Best of all, this year’s Jefferson Cup coincided with our fifth annual fundraiser for Angel Flight, a great charity that gives support for private pilots offering travel to indigent and needy medical emergencies. The Jefferson Cup fundraisers raised more than $90,000 for Angel Flight this year.

The 2009 JEFFERSON CUP winners are:

For White Vinifera Wine:

  • Chateau Ste Michelle Riesling Eroica 2008 Columbia Valley
  • Sheldrake Point Vineyards Gewurztraminer 2008 Finger Lakes

For White Non-Vinifera Wine:

  • Imagine Moore Harmony 2008 Finger Lakes
  • James Arthur Vineyards Edelweiss 2008 Nebraska
  • St. James Winery Friendship School White nv
  • Stone Hill Winery Vignoles 2008 Missouri

For Red Vinifera Wine:

  • Amavi Cellars Syrah 2007 Les Collines Vineyard
  • Boulder Creek VIP Reserve 2006 Colorado
  • Cakebread Cellars Dancing Bear Ranch 2006 Howell Mountain
  • Couples & Co. Cabernet Sauvignon 2006 Napa Valley
  • Michael – David Winery Earthquake Zin 2007 Lodi
  • Rodney Strong Vineyards Cabernet Sauvignon Estate 2006 Alexander Valley

For Red Non-Vinifera Wine:

  • Augusta Winery Norton Estate Bottled 2007 Augusta
  • St. James Winery Velvet Red nv American

For Dessert Wine:

  • Imagine Moore Framboise 2009 New York

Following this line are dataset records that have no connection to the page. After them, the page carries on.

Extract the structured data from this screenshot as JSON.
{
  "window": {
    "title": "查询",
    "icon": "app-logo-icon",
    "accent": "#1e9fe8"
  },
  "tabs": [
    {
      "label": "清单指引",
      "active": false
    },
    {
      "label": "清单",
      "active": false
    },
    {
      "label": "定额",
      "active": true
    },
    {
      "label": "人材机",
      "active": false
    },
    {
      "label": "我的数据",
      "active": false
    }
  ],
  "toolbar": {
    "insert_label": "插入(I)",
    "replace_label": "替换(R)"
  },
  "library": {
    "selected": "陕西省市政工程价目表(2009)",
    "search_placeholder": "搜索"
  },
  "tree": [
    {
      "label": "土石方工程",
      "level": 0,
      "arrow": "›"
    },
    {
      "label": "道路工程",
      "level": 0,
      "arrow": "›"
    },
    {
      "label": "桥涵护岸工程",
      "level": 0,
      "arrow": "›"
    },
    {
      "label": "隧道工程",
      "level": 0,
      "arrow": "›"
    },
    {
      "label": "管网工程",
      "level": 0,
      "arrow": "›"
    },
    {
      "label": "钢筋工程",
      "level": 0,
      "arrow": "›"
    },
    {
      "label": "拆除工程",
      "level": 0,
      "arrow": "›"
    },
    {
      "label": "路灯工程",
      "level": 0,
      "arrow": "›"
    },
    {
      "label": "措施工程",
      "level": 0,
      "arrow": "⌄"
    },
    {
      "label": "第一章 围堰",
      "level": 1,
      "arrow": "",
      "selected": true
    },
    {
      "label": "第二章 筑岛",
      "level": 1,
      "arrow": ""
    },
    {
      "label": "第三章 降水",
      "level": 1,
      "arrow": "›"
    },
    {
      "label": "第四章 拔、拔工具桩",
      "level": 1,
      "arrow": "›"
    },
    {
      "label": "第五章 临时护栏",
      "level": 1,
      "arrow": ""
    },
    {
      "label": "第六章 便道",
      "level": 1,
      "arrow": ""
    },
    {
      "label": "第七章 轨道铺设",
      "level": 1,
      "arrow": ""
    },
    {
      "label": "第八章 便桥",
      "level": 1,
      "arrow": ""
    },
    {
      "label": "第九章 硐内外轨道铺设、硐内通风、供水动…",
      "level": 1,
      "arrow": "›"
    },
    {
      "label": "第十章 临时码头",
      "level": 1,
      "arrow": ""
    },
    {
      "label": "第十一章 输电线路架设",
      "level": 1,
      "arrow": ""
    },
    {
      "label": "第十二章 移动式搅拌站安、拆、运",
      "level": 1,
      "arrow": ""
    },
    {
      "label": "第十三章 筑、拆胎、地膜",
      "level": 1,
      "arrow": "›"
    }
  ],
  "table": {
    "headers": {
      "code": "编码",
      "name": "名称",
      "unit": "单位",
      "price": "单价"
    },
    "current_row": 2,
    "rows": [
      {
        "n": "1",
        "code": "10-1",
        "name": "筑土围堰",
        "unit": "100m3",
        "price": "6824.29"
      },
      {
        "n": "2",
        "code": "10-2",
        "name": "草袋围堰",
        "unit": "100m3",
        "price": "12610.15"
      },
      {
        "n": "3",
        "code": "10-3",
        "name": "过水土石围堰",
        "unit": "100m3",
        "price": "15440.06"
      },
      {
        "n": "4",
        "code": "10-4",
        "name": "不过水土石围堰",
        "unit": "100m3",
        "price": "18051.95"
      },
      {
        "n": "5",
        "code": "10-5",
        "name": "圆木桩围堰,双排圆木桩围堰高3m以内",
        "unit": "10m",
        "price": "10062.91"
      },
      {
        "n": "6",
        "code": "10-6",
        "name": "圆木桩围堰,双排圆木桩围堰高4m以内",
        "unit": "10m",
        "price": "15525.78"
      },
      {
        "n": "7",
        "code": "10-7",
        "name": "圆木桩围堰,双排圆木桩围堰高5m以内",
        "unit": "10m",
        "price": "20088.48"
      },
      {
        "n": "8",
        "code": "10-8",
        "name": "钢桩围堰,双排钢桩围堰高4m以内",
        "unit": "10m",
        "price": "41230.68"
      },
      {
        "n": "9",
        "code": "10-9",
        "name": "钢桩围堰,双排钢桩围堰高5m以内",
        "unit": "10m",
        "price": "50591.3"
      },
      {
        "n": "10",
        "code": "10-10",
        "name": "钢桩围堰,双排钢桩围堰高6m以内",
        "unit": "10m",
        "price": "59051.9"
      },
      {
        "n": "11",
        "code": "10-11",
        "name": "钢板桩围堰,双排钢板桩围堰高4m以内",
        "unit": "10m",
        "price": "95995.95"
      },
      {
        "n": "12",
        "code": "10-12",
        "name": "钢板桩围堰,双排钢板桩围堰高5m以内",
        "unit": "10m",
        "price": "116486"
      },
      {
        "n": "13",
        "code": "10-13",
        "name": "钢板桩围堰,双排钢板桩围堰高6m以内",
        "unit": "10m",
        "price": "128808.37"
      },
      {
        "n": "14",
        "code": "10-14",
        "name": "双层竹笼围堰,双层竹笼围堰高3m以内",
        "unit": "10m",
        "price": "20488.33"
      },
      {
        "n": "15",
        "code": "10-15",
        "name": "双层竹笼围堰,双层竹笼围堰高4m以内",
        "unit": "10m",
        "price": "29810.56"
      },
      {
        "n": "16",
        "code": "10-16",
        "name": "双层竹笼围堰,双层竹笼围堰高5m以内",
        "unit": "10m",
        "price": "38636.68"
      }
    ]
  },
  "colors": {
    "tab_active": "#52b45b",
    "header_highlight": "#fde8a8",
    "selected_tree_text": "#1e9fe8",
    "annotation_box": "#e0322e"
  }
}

For more information, go to The Jeffersion Cup Invitational web site.

December 2004

December 31, 2004

So, the real mind-blowing news about the Jeff Cup is that the Syrah that won wasn’t from California. It was from Arizona! I was tasting it too and I though it was from Washington State , which generally outperforms California with this wonderful grape. On that note, Happy New Year! Let’s hope the New Year heralds more great new wines from great new regions

December 30

Okay, so now you’ve had a chance to check out the results of the Jefferson Cup 2003. It’s not mind-blowing enough that a Syrah won the Jefferson Cup for best red vinifera for the third year in a row. We don’t use exactly the same group of judges each year, though the core is a group of Master Sommeliers and Masters of Wine, as well as some candidates for each title. I think the simple truth is that Syrah is a gentl, rich grape that makes wine that can taste friendly and complex upon release. Cabernet takes a lot longer to uncoil itself into someone that welcoming.

December 29

As founder and director of the Jefferson Cup Invitational wine competition, I’ve had some eye-opening experiences with wines from lesser states pitted against the big names in wine from the Left Coast.  But this year takes the cake. The results have just become available on line, so click here to find out what happened.